Unfortunately, not even Donnarumma could save the second goal, which Sansone scored in the 72nd, just minutes after Romagnoli replaced the apparently unfocused Zapata. 2-0 Sassuolo. There was a bit of controversy here as Biondini brought his cleat down on Bertolacci’s thigh area well before the shot was taken, but no foul was called, and the goal stood. This incensed Mihajlovic, who complained to Giacomelli, who then sent off the coach (no water bottles were harmed in this episode.) In his post match comments, Mihajlovic admitted to sharing some choice words with Giacomelli, but only after the sending off. So we’ll see what the league has to say about that and who will be on the bench on Sunday.
|Two wrongs don't make a right, Mister.|
In keeping with the low-impact subs, Boateng came on for Honda in the 82nd. And Kucka took a knock late in the match as he tried to jump over a player. Hopefully it was nothing serious. Sassuolo won’t be so lucky, as they had two players subbed off due to injury by the 63rd, Cannavaro and Missiroli, with the latter stretchered off the pitch and looking quite serious. They will also be without Defrel in their next match, who got a yellow in the 63rd, and a second yellow for a foul on Kucka in the 76th, so was sent off. And while those losses may impact whether or not they can catch us anytime soon, we couldn’t catch them or even get a consolation goal with them playing on ten men for the last 15 minutes or so. In fact, they fired like crazy in the final minutes, Donnarumma got quite the workout. That’s how bad it was. And how good Sassuolo was, they deserve massive respect for their season to date and especially this match.

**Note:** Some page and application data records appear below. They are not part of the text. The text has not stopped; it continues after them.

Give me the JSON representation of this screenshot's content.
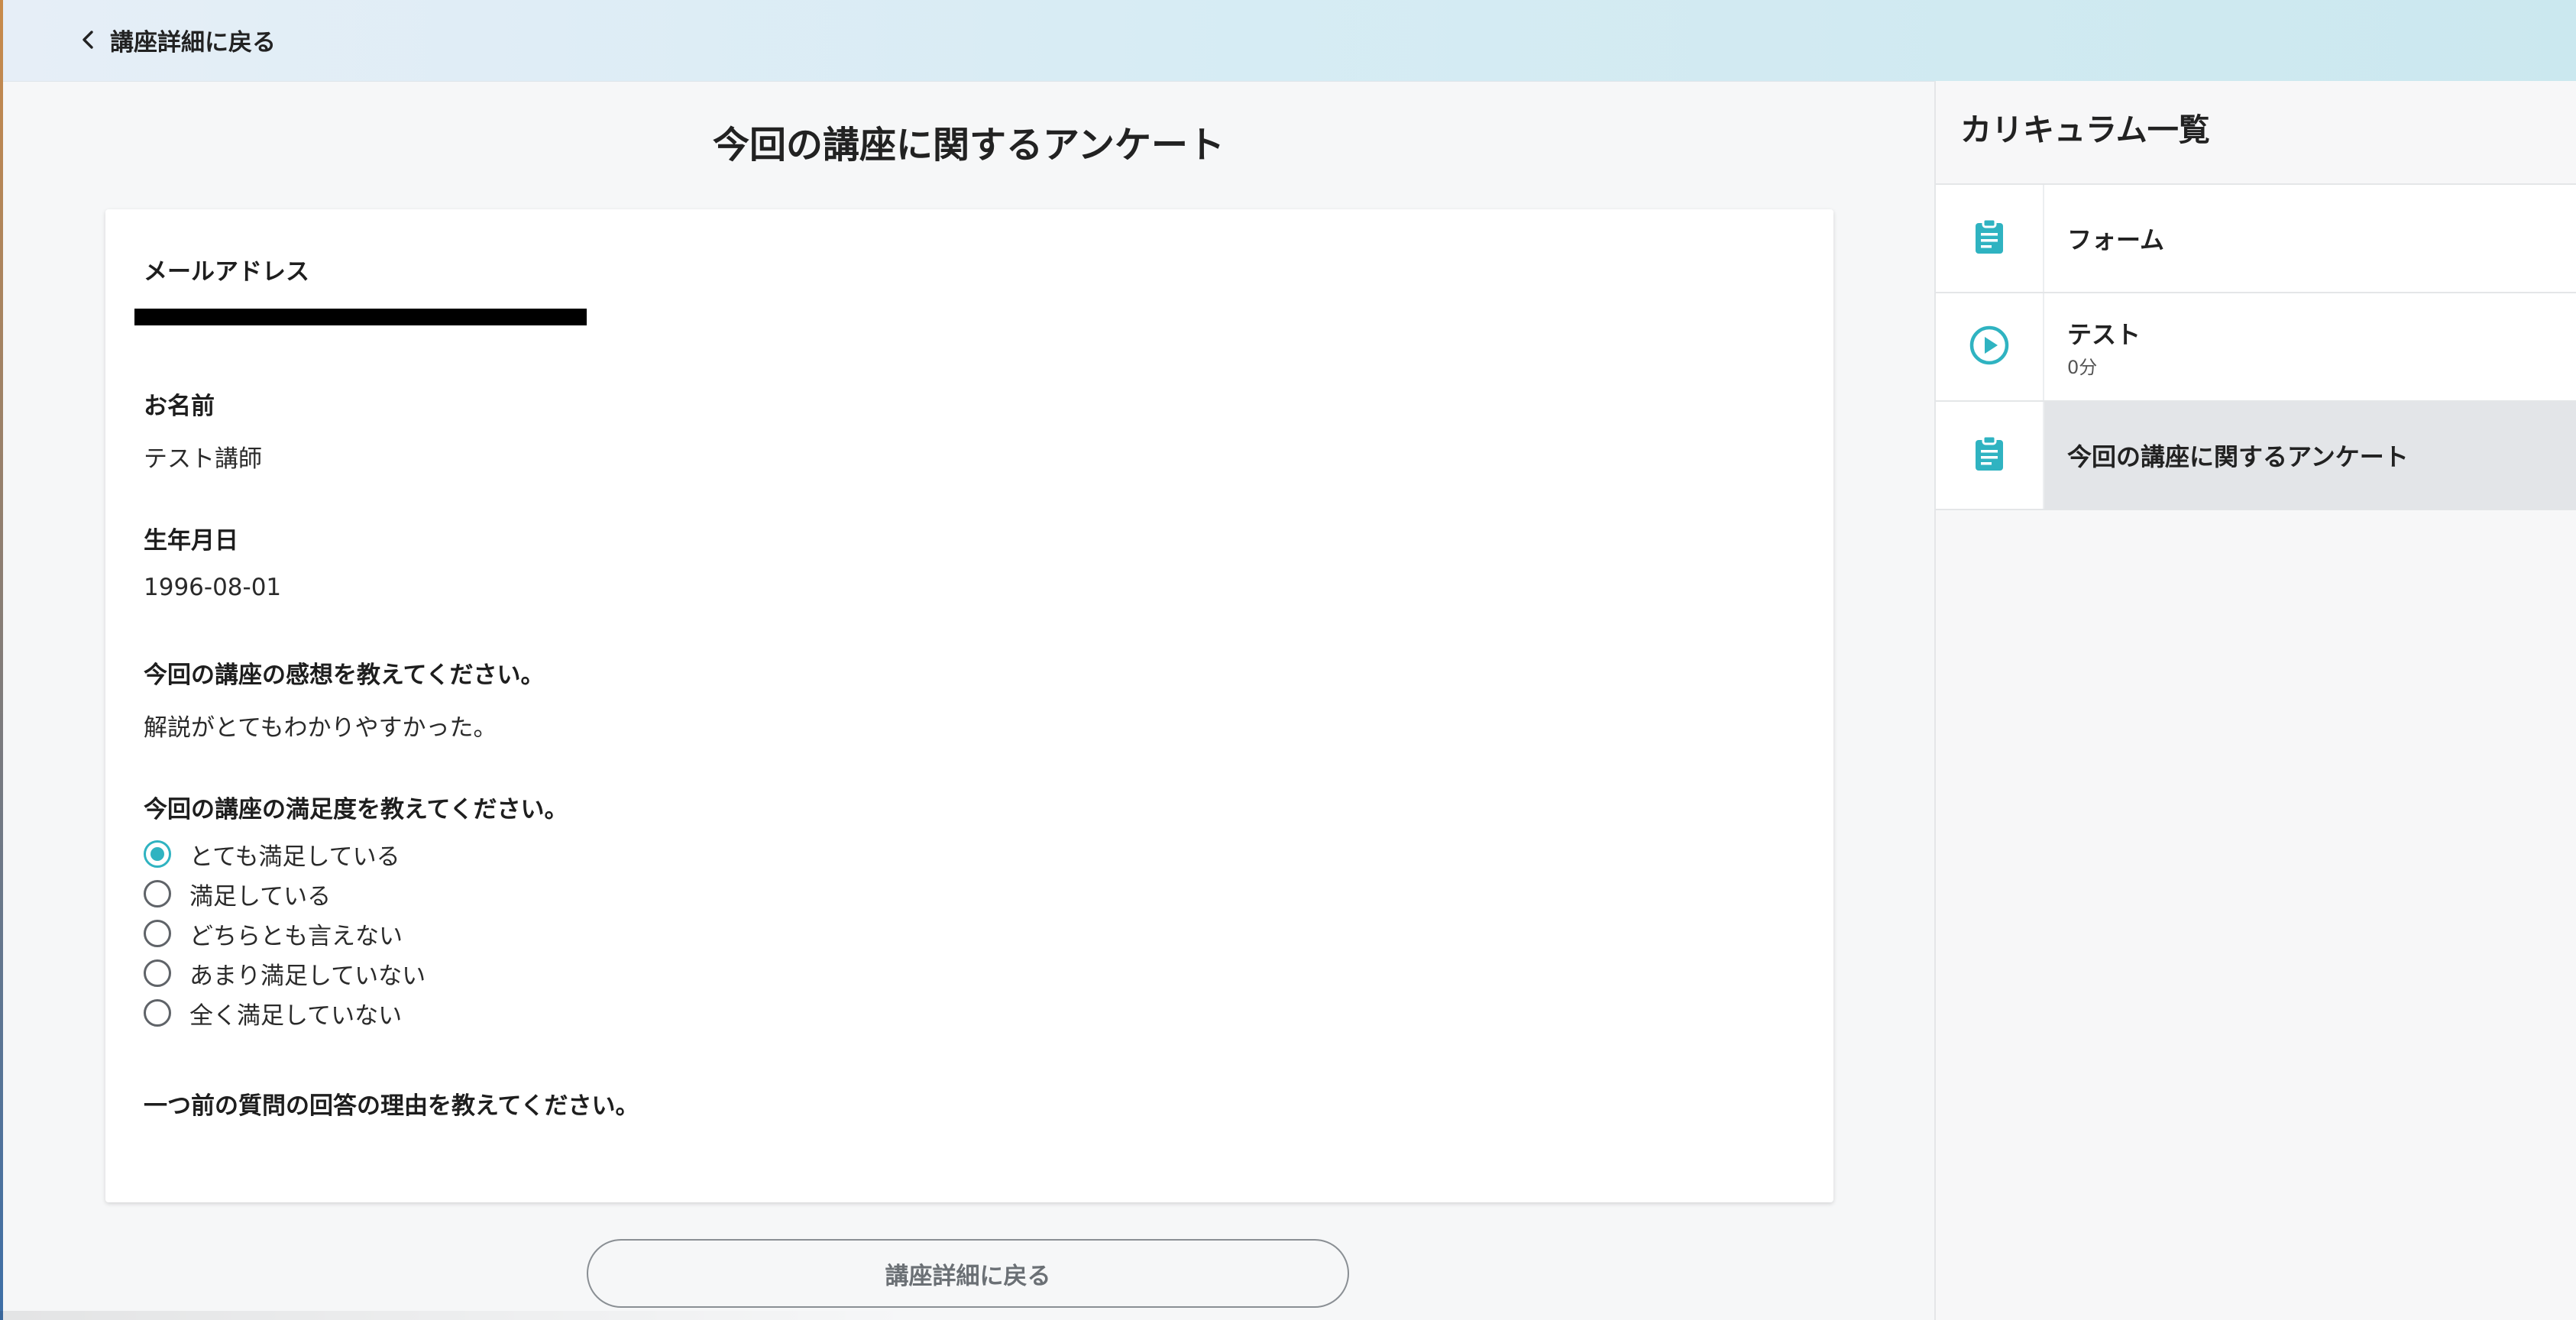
{
  "header": {
    "back_label": "講座詳細に戻る"
  },
  "main": {
    "page_title": "今回の講座に関するアンケート",
    "fields": [
      {
        "label": "メールアドレス",
        "value": ""
      },
      {
        "label": "お名前",
        "value": "テスト講師"
      },
      {
        "label": "生年月日",
        "value": "1996-08-01"
      },
      {
        "label": "今回の講座の感想を教えてください。",
        "value": "解説がとてもわかりやすかった。"
      }
    ],
    "satisfaction": {
      "label": "今回の講座の満足度を教えてください。",
      "options": [
        "とても満足している",
        "満足している",
        "どちらとも言えない",
        "あまり満足していない",
        "全く満足していない"
      ],
      "selected_index": 0
    },
    "reason_label": "一つ前の質問の回答の理由を教えてください。",
    "bottom_button_label": "講座詳細に戻る"
  },
  "sidebar": {
    "title": "カリキュラム一覧",
    "items": [
      {
        "title": "フォーム",
        "subtitle": "",
        "icon": "clipboard-icon"
      },
      {
        "title": "テスト",
        "subtitle": "0分",
        "icon": "play-circle-icon"
      },
      {
        "title": "今回の講座に関するアンケート",
        "subtitle": "",
        "icon": "clipboard-icon"
      }
    ],
    "active_index": 2
  },
  "colors": {
    "accent": "#2fb3c1",
    "active_row": "#e3e5e8"
  }
}
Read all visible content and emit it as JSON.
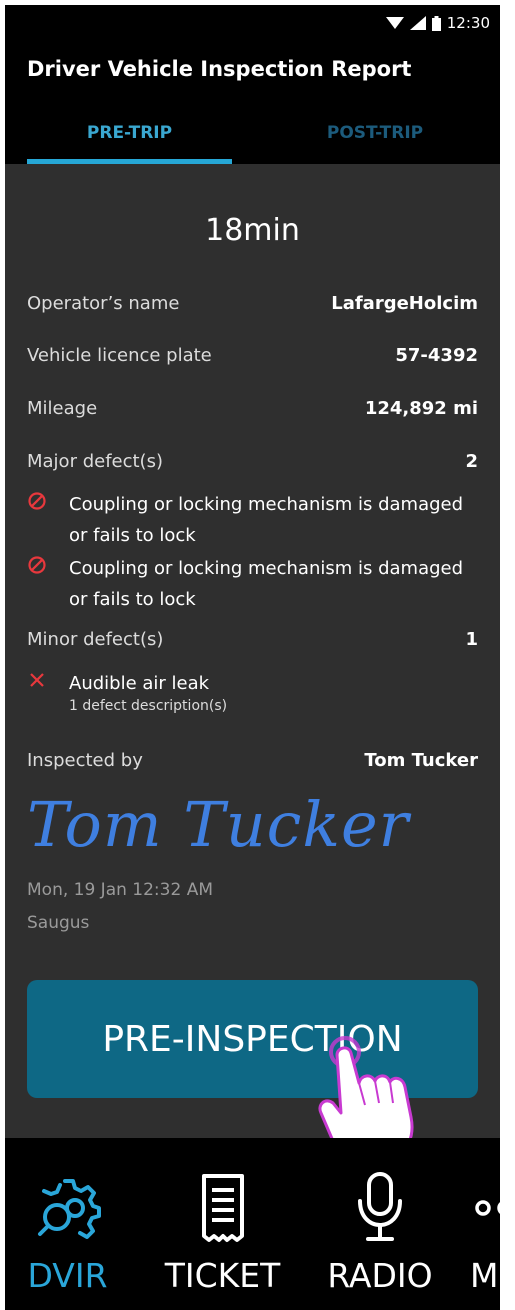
{
  "status_bar": {
    "time": "12:30",
    "icons": [
      "wifi-icon",
      "signal-icon",
      "battery-icon"
    ]
  },
  "header": {
    "title": "Driver Vehicle Inspection Report",
    "tabs": [
      {
        "label": "PRE-TRIP",
        "active": true
      },
      {
        "label": "POST-TRIP",
        "active": false
      }
    ]
  },
  "report": {
    "duration": "18min",
    "operator": {
      "label": "Operator’s name",
      "value": "LafargeHolcim"
    },
    "plate": {
      "label": "Vehicle licence plate",
      "value": "57-4392"
    },
    "mileage": {
      "label": "Mileage",
      "value": "124,892 mi"
    },
    "major": {
      "label": "Major defect(s)",
      "count": "2",
      "items": [
        {
          "text": "Coupling or locking mechanism is damaged or fails to lock",
          "icon": "prohibited-icon"
        },
        {
          "text": "Coupling or locking mechanism is damaged or fails to lock",
          "icon": "prohibited-icon"
        }
      ]
    },
    "minor": {
      "label": "Minor defect(s)",
      "count": "1",
      "items": [
        {
          "text": "Audible air leak",
          "sub": "1 defect description(s)",
          "icon": "close-icon"
        }
      ]
    },
    "inspected_by": {
      "label": "Inspected by",
      "value": "Tom Tucker"
    },
    "signature": "Tom Tucker",
    "datetime": "Mon, 19 Jan 12:32 AM",
    "location": "Saugus"
  },
  "action": {
    "label": "PRE-INSPECTION"
  },
  "bottom_nav": {
    "items": [
      {
        "label": "DVIR",
        "icon": "gear-search-icon",
        "active": true
      },
      {
        "label": "TICKET",
        "icon": "receipt-icon",
        "active": false
      },
      {
        "label": "RADIO",
        "icon": "microphone-icon",
        "active": false
      },
      {
        "label": "MC",
        "icon": "more-icon",
        "active": false
      }
    ]
  },
  "colors": {
    "accent": "#26a7d6",
    "button": "#0e6885",
    "defect_red": "#e8383d",
    "background": "#2f2f2f"
  }
}
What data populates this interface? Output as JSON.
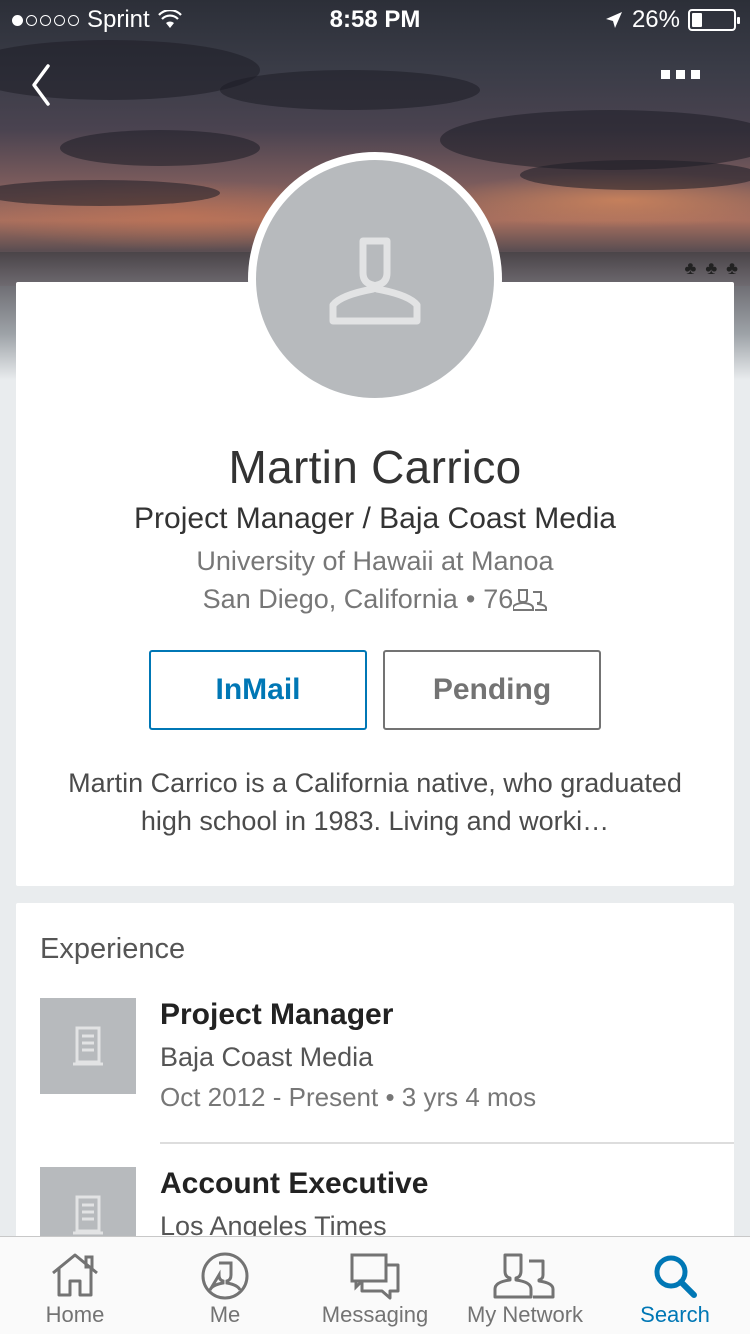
{
  "status_bar": {
    "carrier": "Sprint",
    "time": "8:58 PM",
    "battery": "26%",
    "battery_level": 0.26,
    "signal_bars": 1
  },
  "nav": {
    "back_icon": "chevron-left-icon",
    "more_icon": "more-dots-icon"
  },
  "profile": {
    "name": "Martin Carrico",
    "headline": "Project Manager / Baja Coast Media",
    "school": "University of Hawaii at Manoa",
    "location": "San Diego, California",
    "separator": "•",
    "connections": "76",
    "inmail_label": "InMail",
    "pending_label": "Pending",
    "summary": "Martin Carrico is a California native, who graduated high school in 1983. Living and worki…"
  },
  "experience": {
    "title": "Experience",
    "items": [
      {
        "role": "Project Manager",
        "company": "Baja Coast Media",
        "dates": "Oct 2012 - Present • 3 yrs 4 mos"
      },
      {
        "role": "Account Executive",
        "company": "Los Angeles Times"
      }
    ]
  },
  "tabbar": {
    "tabs": [
      {
        "label": "Home",
        "icon": "home-icon"
      },
      {
        "label": "Me",
        "icon": "profile-icon"
      },
      {
        "label": "Messaging",
        "icon": "messaging-icon"
      },
      {
        "label": "My Network",
        "icon": "network-icon"
      },
      {
        "label": "Search",
        "icon": "search-icon",
        "active": true
      }
    ]
  },
  "colors": {
    "accent": "#0077b5",
    "muted": "#737373",
    "background": "#e9ecee"
  }
}
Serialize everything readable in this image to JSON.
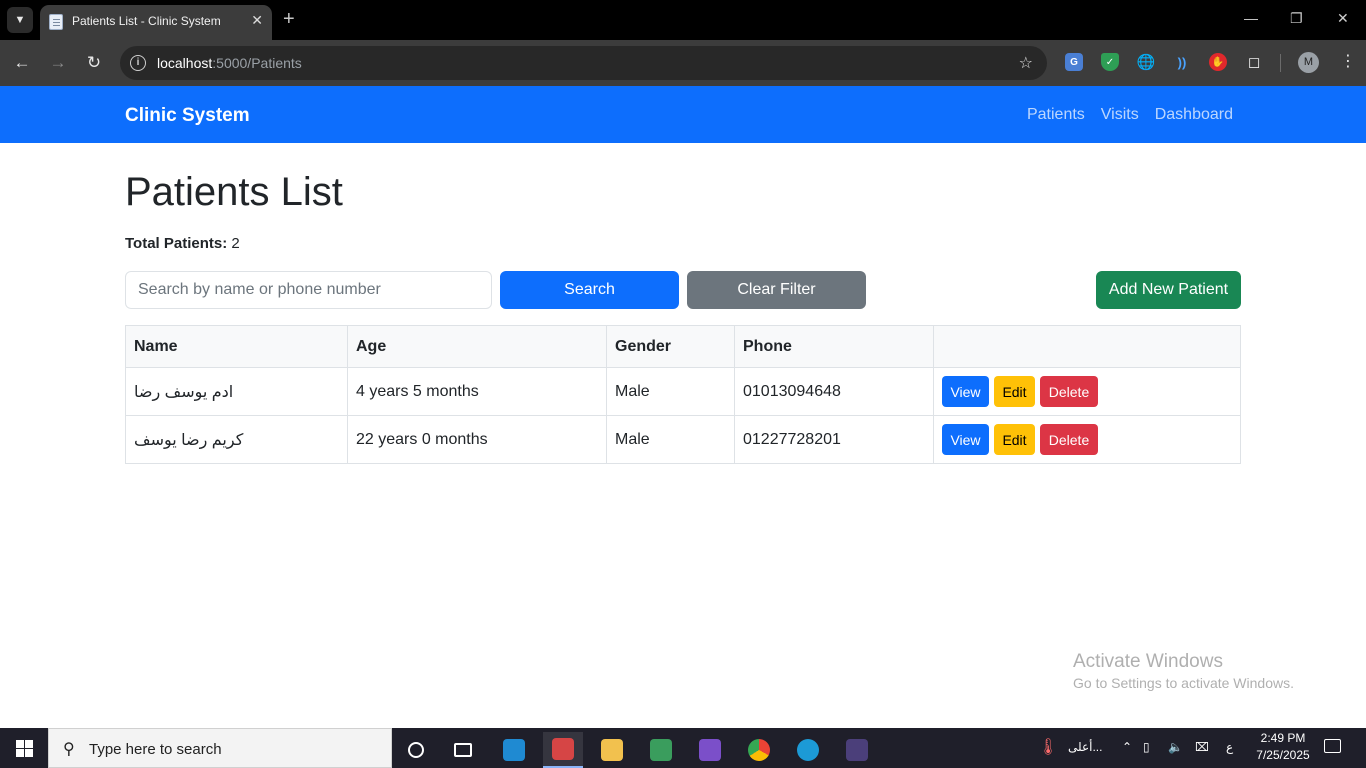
{
  "browser": {
    "tab_title": "Patients List - Clinic System",
    "url_host": "localhost",
    "url_path": ":5000/Patients",
    "profile_initial": "M"
  },
  "navbar": {
    "brand": "Clinic System",
    "links": [
      "Patients",
      "Visits",
      "Dashboard"
    ],
    "color": "#0d6efd"
  },
  "page": {
    "title": "Patients List",
    "total_label": "Total Patients:",
    "total_value": "2"
  },
  "search": {
    "placeholder": "Search by name or phone number",
    "value": ""
  },
  "buttons": {
    "search": "Search",
    "clear": "Clear Filter",
    "add": "Add New Patient"
  },
  "table": {
    "headers": [
      "Name",
      "Age",
      "Gender",
      "Phone",
      ""
    ],
    "rows": [
      {
        "name": "ادم يوسف رضا",
        "age": "4 years 5 months",
        "gender": "Male",
        "phone": "01013094648"
      },
      {
        "name": "كريم رضا يوسف",
        "age": "22 years 0 months",
        "gender": "Male",
        "phone": "01227728201"
      }
    ],
    "actions": {
      "view": "View",
      "edit": "Edit",
      "delete": "Delete"
    }
  },
  "watermark": {
    "title": "Activate Windows",
    "subtitle": "Go to Settings to activate Windows."
  },
  "taskbar": {
    "search_placeholder": "Type here to search",
    "weather_text": "أعلى...",
    "lang": "ع",
    "time": "2:49 PM",
    "date": "7/25/2025"
  },
  "icons": {
    "start": "windows-logo-icon",
    "search": "magnifier-icon",
    "star": "star-icon",
    "site_info": "info-icon"
  }
}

However if you are thinking this was an end of the world match, it wasn’t. I’d made a deal that I would use the word “consistency” in regards to the team if we won or at least performed well up through this match. Because having watched football for a couple of years, I know that the rebuilding process is not without setbacks. This is one time I wish I was wrong, but I also know that given what we’ve seen since January 9th, we will see more good things again. Possibly soon. Our striker situation is pretty poor at the moment, but if and when Balotelli, Menez, and/or Adriano can regain match fitness, there is no reason to believe we can’t at least hold our sixth place spot and qualify for Europa League.
|If we're not careful, we'll be chasing Sassuolo in the league soon, too.|
That goal is important, especially now that Galliani is focusing on winning the Europa League final in May to distract from the mindnumbingly poor decision he made that could single-handedly keep Milan from achieving his goal of reaching the Champions League. But hey, who needs the €90m+ that Juve got from Champions League last year for getting to the final when we could get almost €10m+ from playing in the Europa League instead? And bag a meaningless Coppa Italia trophy and wear a patch on our kits next year (if we can somehow beat Juve in a one shot match?) And get €13m from Roma for El Shaarawy (after giving them €45m for Romagnoli and Bertolacci last year?) With such brilliant decision making from the top, it’s amazing Milan played as well as they did for so many matches. I mean the writing was on the wall.
This post inspired by the music of The Sundays’ “Here’s Where the Story Ends”
Our next match is
Chievo vs. Milan
Sunday, March 13 • 12:30 CET (7:30am EDT)*
*Reminder to U.S. fans that Daylight Savings Time begins at 2am on Sunday so be sure to set your clocks forward for the game